Maybe I’m alone in this, but 2018 has been an exhausting year. I have acutely felt the whiplash and anxiety of the news pressing upon me in such a way as to feel a heaviness nearly overcoming me. Yet, in the midst of this, I hear “O Come, O Come Emmanuel,” and something resonates within me. The pain, the anxiety, and the hunger for Christ all fold into that evocative request—presumptuous and desperate—begging Christ to come among us: “O Come, O Come Emmanuel, and ransom captive Israel… Who mourns in lonely exile here…”

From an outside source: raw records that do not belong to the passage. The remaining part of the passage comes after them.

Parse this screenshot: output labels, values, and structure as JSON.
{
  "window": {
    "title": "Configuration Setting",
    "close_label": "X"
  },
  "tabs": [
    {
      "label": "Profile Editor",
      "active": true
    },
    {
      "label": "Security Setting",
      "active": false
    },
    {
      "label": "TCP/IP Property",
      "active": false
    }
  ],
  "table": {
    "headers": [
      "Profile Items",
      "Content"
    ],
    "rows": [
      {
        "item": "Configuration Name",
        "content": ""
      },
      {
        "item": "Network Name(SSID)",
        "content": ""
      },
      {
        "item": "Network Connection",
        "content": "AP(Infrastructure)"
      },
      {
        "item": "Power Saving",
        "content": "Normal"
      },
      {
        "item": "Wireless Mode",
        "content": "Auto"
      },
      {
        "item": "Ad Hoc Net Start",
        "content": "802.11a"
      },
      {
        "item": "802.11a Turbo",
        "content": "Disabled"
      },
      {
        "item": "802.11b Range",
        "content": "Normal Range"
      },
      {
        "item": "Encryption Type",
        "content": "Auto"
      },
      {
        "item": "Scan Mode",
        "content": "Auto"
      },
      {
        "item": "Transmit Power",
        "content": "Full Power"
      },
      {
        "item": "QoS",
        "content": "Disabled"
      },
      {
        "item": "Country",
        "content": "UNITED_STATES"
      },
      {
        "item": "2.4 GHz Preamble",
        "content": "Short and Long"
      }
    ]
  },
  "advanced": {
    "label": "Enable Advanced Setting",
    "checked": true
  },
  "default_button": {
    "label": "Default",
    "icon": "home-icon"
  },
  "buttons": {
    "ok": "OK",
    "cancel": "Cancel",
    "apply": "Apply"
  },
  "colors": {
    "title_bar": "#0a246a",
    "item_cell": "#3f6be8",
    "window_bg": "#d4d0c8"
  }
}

The sense of waiting for a hope that seems distant can be exhausting, which is why Christmas and the Incarnation might be more important to me this year than last. What I need is a Holy Interruption of Hope—I need to experience that mystery of Jesus’s love in his coming down into the mess and stress of my world. I need to remember that Christmas and the Incarnation are not just things that happened once upon a time in ancient Palestine, but there are ongoing interruptions of hope into my world.
St. Ignatius of Loyola imagined that at the moment of the Incarnation, the three persons of the Trinity stared down from heaven. They looked over all the earth, seeing all at once the beauty and the ugliness of humanity. They saw laughter and tears, kindness and hatred, peace and violence, life and death… The whole of human existence crying out in anticipation as Christ decided to dive into the muck to be with us—to comfort and satiate our longing for God. And then it happened, Jesus dove into the world, interrupting the tedium of what seemed like an endless, hopeless cycle.
I wonder what would happen if we reimagined St. Ignatius’s reflection as set in 2018: What might the first Christmas look like if it happened this year? Could we imagine the Trinity looking down from heaven upon the fires in California, the wreckage from hurricanes, the revolution in Nicaragua, the continued violence in Syria and Yemen, the sexual abuse crisis within the Catholic Church, the hatred and ignorance of our political leaders… What if that same anticipation that Ignatius imagined was building now? Can we imagine that scene with Christ leaning on the edge preparing to dive into our world?
Each year, we remember and relive the Incarnation and the mystery of Christmas—the mystery of an all-powerful, all-loving God doing the incomprehensible, hearing our cries and coming down to dwell among us. Christmas this year offers an opportunity to re-enter into that profound love, to satiate that haunting cry “O Come, O Come Emmanuel” that we carry within deep our hearts.
The challenge for me, as it is every year, will be to remember that Christ came in a small, quiet moment in a manger. At that first Christmas, it wasn’t pomp and pageantry and royal entourages that interrupted the silent night to announce the birth of Christ. Instead, it was shepherds hearing the angels’ songs while working in their day-to-day that came to pay homage to the Christ Child. Emmanuel broke into their lives like a Holy Interruption, shaking them out of their monotony by delivering good news and hope.
But, I imagine that they still had to be there listening. I wonder if I’ll be open to seeking Christ this season in those quiet songs of joy, in those mangers and small moments, in the silent glow of the hearth and Christmas lights, or in the gentle chiming laughter of my family and friends.
Perhaps, that is what I most hope for in singing “O Come, O Come Emmanuel.” I want to be heard by God. I want to know that despite the anxiety, exhaustion, and despair of a year that Christ hears me. And, I want to believe that in my waiting, I’ll be ready for Christ to appear and interrupt the despondency. I want to sing “Rejoice, Rejoice, Emmanuel!” realizing not that Christ has solved all the problems, but that Jesus is present and with me.
Maybe that is the call for all of us this Christmas: keep our eyes towards those interruptions, those tiny stars that appear in the darkness of the night sky that point us towards hope and Jesus. The invitation is to cry out “O Come, O Come Emmanuel” and then to wait and turn our eyes and hearts towards Bethlehem, and ultimately towards those moments of Holy Interruption which remind us of the hope that Christ brings.